Data about app and page elements
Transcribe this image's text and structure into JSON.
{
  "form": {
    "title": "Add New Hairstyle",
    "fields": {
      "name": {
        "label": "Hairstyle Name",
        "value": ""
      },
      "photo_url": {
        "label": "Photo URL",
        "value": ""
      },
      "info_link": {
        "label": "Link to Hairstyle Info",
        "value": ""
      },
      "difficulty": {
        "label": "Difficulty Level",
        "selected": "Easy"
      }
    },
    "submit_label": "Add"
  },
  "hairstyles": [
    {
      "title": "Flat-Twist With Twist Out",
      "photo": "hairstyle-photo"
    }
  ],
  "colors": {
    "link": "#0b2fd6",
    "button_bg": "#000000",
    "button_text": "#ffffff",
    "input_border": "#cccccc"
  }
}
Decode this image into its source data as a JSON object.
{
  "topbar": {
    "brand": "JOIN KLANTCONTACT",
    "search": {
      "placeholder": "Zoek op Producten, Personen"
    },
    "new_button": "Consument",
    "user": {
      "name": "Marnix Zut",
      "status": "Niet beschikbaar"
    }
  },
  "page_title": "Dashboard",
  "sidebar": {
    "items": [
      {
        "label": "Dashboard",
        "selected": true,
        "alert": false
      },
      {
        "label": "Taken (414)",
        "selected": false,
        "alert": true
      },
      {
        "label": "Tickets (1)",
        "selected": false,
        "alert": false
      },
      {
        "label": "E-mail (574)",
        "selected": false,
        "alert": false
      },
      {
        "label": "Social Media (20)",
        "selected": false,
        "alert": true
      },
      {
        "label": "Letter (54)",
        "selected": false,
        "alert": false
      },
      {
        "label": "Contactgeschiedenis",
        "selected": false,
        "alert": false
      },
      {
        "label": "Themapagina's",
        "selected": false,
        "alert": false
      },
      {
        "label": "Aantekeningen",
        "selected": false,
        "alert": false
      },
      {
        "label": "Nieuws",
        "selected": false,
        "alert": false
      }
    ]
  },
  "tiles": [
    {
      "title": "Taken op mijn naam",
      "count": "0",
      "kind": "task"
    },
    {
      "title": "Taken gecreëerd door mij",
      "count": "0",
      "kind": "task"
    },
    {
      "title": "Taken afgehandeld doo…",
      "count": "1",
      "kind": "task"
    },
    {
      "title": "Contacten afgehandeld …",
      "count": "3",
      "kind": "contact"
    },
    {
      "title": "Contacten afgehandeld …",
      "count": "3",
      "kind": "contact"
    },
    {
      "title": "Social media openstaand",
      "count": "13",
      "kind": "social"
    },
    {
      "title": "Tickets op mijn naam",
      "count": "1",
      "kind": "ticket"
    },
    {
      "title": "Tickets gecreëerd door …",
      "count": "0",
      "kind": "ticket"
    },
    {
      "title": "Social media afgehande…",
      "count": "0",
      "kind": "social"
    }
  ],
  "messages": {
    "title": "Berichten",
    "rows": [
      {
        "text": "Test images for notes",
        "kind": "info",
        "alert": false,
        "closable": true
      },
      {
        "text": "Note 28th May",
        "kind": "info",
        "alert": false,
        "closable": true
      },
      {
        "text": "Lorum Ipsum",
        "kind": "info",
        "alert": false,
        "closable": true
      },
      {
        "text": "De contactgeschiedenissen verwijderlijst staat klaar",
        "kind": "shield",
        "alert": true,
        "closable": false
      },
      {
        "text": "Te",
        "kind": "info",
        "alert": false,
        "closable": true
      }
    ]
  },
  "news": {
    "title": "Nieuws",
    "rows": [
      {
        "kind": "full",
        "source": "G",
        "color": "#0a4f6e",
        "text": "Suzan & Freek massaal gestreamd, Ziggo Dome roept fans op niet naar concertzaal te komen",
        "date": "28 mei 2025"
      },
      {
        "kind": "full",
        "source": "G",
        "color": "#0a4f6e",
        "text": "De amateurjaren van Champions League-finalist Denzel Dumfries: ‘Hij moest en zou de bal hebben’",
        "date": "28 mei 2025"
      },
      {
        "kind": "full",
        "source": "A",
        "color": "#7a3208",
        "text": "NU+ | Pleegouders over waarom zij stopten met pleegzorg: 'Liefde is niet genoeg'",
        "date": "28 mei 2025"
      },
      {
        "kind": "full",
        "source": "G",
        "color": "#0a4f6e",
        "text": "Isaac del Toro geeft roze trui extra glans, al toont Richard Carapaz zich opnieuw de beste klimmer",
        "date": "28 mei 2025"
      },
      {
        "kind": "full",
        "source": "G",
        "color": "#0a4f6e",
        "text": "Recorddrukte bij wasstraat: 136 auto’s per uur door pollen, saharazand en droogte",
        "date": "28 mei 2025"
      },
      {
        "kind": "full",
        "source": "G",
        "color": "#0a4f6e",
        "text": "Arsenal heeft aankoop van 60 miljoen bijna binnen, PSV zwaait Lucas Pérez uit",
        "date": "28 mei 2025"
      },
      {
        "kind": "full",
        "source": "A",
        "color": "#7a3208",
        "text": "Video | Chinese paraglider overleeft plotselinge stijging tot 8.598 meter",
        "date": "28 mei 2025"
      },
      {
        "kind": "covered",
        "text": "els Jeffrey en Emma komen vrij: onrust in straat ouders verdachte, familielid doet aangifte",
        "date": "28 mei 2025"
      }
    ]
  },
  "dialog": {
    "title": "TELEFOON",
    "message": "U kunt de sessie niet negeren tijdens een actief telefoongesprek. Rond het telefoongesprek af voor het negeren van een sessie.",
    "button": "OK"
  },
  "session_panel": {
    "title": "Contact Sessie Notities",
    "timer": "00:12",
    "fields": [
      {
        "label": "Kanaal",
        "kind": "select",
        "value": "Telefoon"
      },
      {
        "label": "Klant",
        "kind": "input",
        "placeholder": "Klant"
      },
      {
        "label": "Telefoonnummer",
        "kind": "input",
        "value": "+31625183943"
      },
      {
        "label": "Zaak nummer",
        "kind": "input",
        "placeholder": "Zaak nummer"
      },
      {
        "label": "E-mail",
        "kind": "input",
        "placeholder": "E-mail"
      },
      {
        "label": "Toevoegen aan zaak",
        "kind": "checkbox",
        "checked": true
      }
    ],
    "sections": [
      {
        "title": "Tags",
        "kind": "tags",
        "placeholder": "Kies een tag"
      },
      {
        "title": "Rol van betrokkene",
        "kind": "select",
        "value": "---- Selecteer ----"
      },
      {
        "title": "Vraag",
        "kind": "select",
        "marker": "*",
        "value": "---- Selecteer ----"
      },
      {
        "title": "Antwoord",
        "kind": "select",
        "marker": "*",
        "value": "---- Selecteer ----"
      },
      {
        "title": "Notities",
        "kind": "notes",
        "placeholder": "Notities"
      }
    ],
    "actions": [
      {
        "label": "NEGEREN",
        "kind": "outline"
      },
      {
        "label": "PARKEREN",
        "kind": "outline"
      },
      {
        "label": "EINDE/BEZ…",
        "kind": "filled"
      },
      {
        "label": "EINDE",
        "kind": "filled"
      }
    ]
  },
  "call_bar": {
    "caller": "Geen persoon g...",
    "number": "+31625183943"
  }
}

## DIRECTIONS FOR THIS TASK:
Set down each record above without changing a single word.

## TASK ANSWER:
Transcribe this image's text and structure into JSON.
{
  "form": {
    "title": "Add New Hairstyle",
    "fields": {
      "name": {
        "label": "Hairstyle Name",
        "value": ""
      },
      "photo_url": {
        "label": "Photo URL",
        "value": ""
      },
      "info_link": {
        "label": "Link to Hairstyle Info",
        "value": ""
      },
      "difficulty": {
        "label": "Difficulty Level",
        "selected": "Easy"
      }
    },
    "submit_label": "Add"
  },
  "hairstyles": [
    {
      "title": "Flat-Twist With Twist Out",
      "photo": "hairstyle-photo"
    }
  ],
  "colors": {
    "link": "#0b2fd6",
    "button_bg": "#000000",
    "button_text": "#ffffff",
    "input_border": "#cccccc"
  }
}
Decode this image into its source data as a JSON object.
{
  "topbar": {
    "brand": "JOIN KLANTCONTACT",
    "search": {
      "placeholder": "Zoek op Producten, Personen"
    },
    "new_button": "Consument",
    "user": {
      "name": "Marnix Zut",
      "status": "Niet beschikbaar"
    }
  },
  "page_title": "Dashboard",
  "sidebar": {
    "items": [
      {
        "label": "Dashboard",
        "selected": true,
        "alert": false
      },
      {
        "label": "Taken (414)",
        "selected": false,
        "alert": true
      },
      {
        "label": "Tickets (1)",
        "selected": false,
        "alert": false
      },
      {
        "label": "E-mail (574)",
        "selected": false,
        "alert": false
      },
      {
        "label": "Social Media (20)",
        "selected": false,
        "alert": true
      },
      {
        "label": "Letter (54)",
        "selected": false,
        "alert": false
      },
      {
        "label": "Contactgeschiedenis",
        "selected": false,
        "alert": false
      },
      {
        "label": "Themapagina's",
        "selected": false,
        "alert": false
      },
      {
        "label": "Aantekeningen",
        "selected": false,
        "alert": false
      },
      {
        "label": "Nieuws",
        "selected": false,
        "alert": false
      }
    ]
  },
  "tiles": [
    {
      "title": "Taken op mijn naam",
      "count": "0",
      "kind": "task"
    },
    {
      "title": "Taken gecreëerd door mij",
      "count": "0",
      "kind": "task"
    },
    {
      "title": "Taken afgehandeld doo…",
      "count": "1",
      "kind": "task"
    },
    {
      "title": "Contacten afgehandeld …",
      "count": "3",
      "kind": "contact"
    },
    {
      "title": "Contacten afgehandeld …",
      "count": "3",
      "kind": "contact"
    },
    {
      "title": "Social media openstaand",
      "count": "13",
      "kind": "social"
    },
    {
      "title": "Tickets op mijn naam",
      "count": "1",
      "kind": "ticket"
    },
    {
      "title": "Tickets gecreëerd door …",
      "count": "0",
      "kind": "ticket"
    },
    {
      "title": "Social media afgehande…",
      "count": "0",
      "kind": "social"
    }
  ],
  "messages": {
    "title": "Berichten",
    "rows": [
      {
        "text": "Test images for notes",
        "kind": "info",
        "alert": false,
        "closable": true
      },
      {
        "text": "Note 28th May",
        "kind": "info",
        "alert": false,
        "closable": true
      },
      {
        "text": "Lorum Ipsum",
        "kind": "info",
        "alert": false,
        "closable": true
      },
      {
        "text": "De contactgeschiedenissen verwijderlijst staat klaar",
        "kind": "shield",
        "alert": true,
        "closable": false
      },
      {
        "text": "Te",
        "kind": "info",
        "alert": false,
        "closable": true
      }
    ]
  },
  "news": {
    "title": "Nieuws",
    "rows": [
      {
        "kind": "full",
        "source": "G",
        "color": "#0a4f6e",
        "text": "Suzan & Freek massaal gestreamd, Ziggo Dome roept fans op niet naar concertzaal te komen",
        "date": "28 mei 2025"
      },
      {
        "kind": "full",
        "source": "G",
        "color": "#0a4f6e",
        "text": "De amateurjaren van Champions League-finalist Denzel Dumfries: ‘Hij moest en zou de bal hebben’",
        "date": "28 mei 2025"
      },
      {
        "kind": "full",
        "source": "A",
        "color": "#7a3208",
        "text": "NU+ | Pleegouders over waarom zij stopten met pleegzorg: 'Liefde is niet genoeg'",
        "date": "28 mei 2025"
      },
      {
        "kind": "full",
        "source": "G",
        "color": "#0a4f6e",
        "text": "Isaac del Toro geeft roze trui extra glans, al toont Richard Carapaz zich opnieuw de beste klimmer",
        "date": "28 mei 2025"
      },
      {
        "kind": "full",
        "source": "G",
        "color": "#0a4f6e",
        "text": "Recorddrukte bij wasstraat: 136 auto’s per uur door pollen, saharazand en droogte",
        "date": "28 mei 2025"
      },
      {
        "kind": "full",
        "source": "G",
        "color": "#0a4f6e",
        "text": "Arsenal heeft aankoop van 60 miljoen bijna binnen, PSV zwaait Lucas Pérez uit",
        "date": "28 mei 2025"
      },
      {
        "kind": "full",
        "source": "A",
        "color": "#7a3208",
        "text": "Video | Chinese paraglider overleeft plotselinge stijging tot 8.598 meter",
        "date": "28 mei 2025"
      },
      {
        "kind": "covered",
        "text": "els Jeffrey en Emma komen vrij: onrust in straat ouders verdachte, familielid doet aangifte",
        "date": "28 mei 2025"
      }
    ]
  },
  "dialog": {
    "title": "TELEFOON",
    "message": "U kunt de sessie niet negeren tijdens een actief telefoongesprek. Rond het telefoongesprek af voor het negeren van een sessie.",
    "button": "OK"
  },
  "session_panel": {
    "title": "Contact Sessie Notities",
    "timer": "00:12",
    "fields": [
      {
        "label": "Kanaal",
        "kind": "select",
        "value": "Telefoon"
      },
      {
        "label": "Klant",
        "kind": "input",
        "placeholder": "Klant"
      },
      {
        "label": "Telefoonnummer",
        "kind": "input",
        "value": "+31625183943"
      },
      {
        "label": "Zaak nummer",
        "kind": "input",
        "placeholder": "Zaak nummer"
      },
      {
        "label": "E-mail",
        "kind": "input",
        "placeholder": "E-mail"
      },
      {
        "label": "Toevoegen aan zaak",
        "kind": "checkbox",
        "checked": true
      }
    ],
    "sections": [
      {
        "title": "Tags",
        "kind": "tags",
        "placeholder": "Kies een tag"
      },
      {
        "title": "Rol van betrokkene",
        "kind": "select",
        "value": "---- Selecteer ----"
      },
      {
        "title": "Vraag",
        "kind": "select",
        "marker": "*",
        "value": "---- Selecteer ----"
      },
      {
        "title": "Antwoord",
        "kind": "select",
        "marker": "*",
        "value": "---- Selecteer ----"
      },
      {
        "title": "Notities",
        "kind": "notes",
        "placeholder": "Notities"
      }
    ],
    "actions": [
      {
        "label": "NEGEREN",
        "kind": "outline"
      },
      {
        "label": "PARKEREN",
        "kind": "outline"
      },
      {
        "label": "EINDE/BEZ…",
        "kind": "filled"
      },
      {
        "label": "EINDE",
        "kind": "filled"
      }
    ]
  },
  "call_bar": {
    "caller": "Geen persoon g...",
    "number": "+31625183943"
  }
}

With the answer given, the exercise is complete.